* [DATA LISTING]
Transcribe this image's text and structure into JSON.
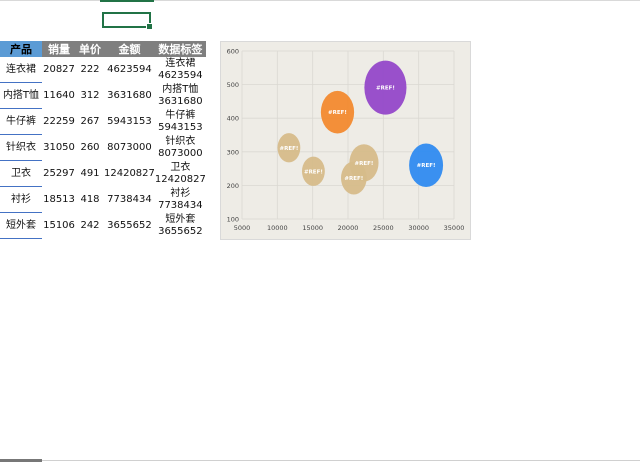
{
  "sheet": {
    "headers": [
      "产品",
      "销量",
      "单价",
      "金额",
      "数据标签"
    ],
    "rows": [
      {
        "product": "连衣裙",
        "sales": "20827",
        "price": "222",
        "amount": "4623594",
        "label_name": "连衣裙",
        "label_value": "4623594"
      },
      {
        "product": "内搭T恤",
        "sales": "11640",
        "price": "312",
        "amount": "3631680",
        "label_name": "内搭T恤",
        "label_value": "3631680"
      },
      {
        "product": "牛仔裤",
        "sales": "22259",
        "price": "267",
        "amount": "5943153",
        "label_name": "牛仔裤",
        "label_value": "5943153"
      },
      {
        "product": "针织衣",
        "sales": "31050",
        "price": "260",
        "amount": "8073000",
        "label_name": "针织衣",
        "label_value": "8073000"
      },
      {
        "product": "卫衣",
        "sales": "25297",
        "price": "491",
        "amount": "12420827",
        "label_name": "卫衣",
        "label_value": "12420827"
      },
      {
        "product": "衬衫",
        "sales": "18513",
        "price": "418",
        "amount": "7738434",
        "label_name": "衬衫",
        "label_value": "7738434"
      },
      {
        "product": "短外套",
        "sales": "15106",
        "price": "242",
        "amount": "3655652",
        "label_name": "短外套",
        "label_value": "3655652"
      }
    ]
  },
  "chart_data": {
    "type": "scatter",
    "variant": "bubble",
    "xlim": [
      5000,
      35000
    ],
    "ylim": [
      100,
      600
    ],
    "xticks": [
      "5000",
      "10000",
      "15000",
      "20000",
      "25000",
      "30000",
      "35000"
    ],
    "yticks": [
      "100",
      "200",
      "300",
      "400",
      "500",
      "600"
    ],
    "grid": true,
    "points": [
      {
        "x": 20827,
        "y": 222,
        "size": 4623594,
        "label": "#REF!",
        "color": "#d6bc8a"
      },
      {
        "x": 11640,
        "y": 312,
        "size": 3631680,
        "label": "#REF!",
        "color": "#d6bc8a"
      },
      {
        "x": 22259,
        "y": 267,
        "size": 5943153,
        "label": "#REF!",
        "color": "#d6bc8a"
      },
      {
        "x": 31050,
        "y": 260,
        "size": 8073000,
        "label": "#REF!",
        "color": "#2f8bf0"
      },
      {
        "x": 25297,
        "y": 491,
        "size": 12420827,
        "label": "#REF!",
        "color": "#9448c9"
      },
      {
        "x": 18513,
        "y": 418,
        "size": 7738434,
        "label": "#REF!",
        "color": "#f28a2f"
      },
      {
        "x": 15106,
        "y": 242,
        "size": 3655652,
        "label": "#REF!",
        "color": "#d6bc8a"
      }
    ]
  }
}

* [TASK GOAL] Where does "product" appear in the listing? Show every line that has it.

* [ANSWER TO THIS EXERCISE]
        "product": "连衣裙",
        "product": "内搭T恤",
        "product": "牛仔裤",
        "product": "针织衣",
        "product": "卫衣",
        "product": "衬衫",
        "product": "短外套",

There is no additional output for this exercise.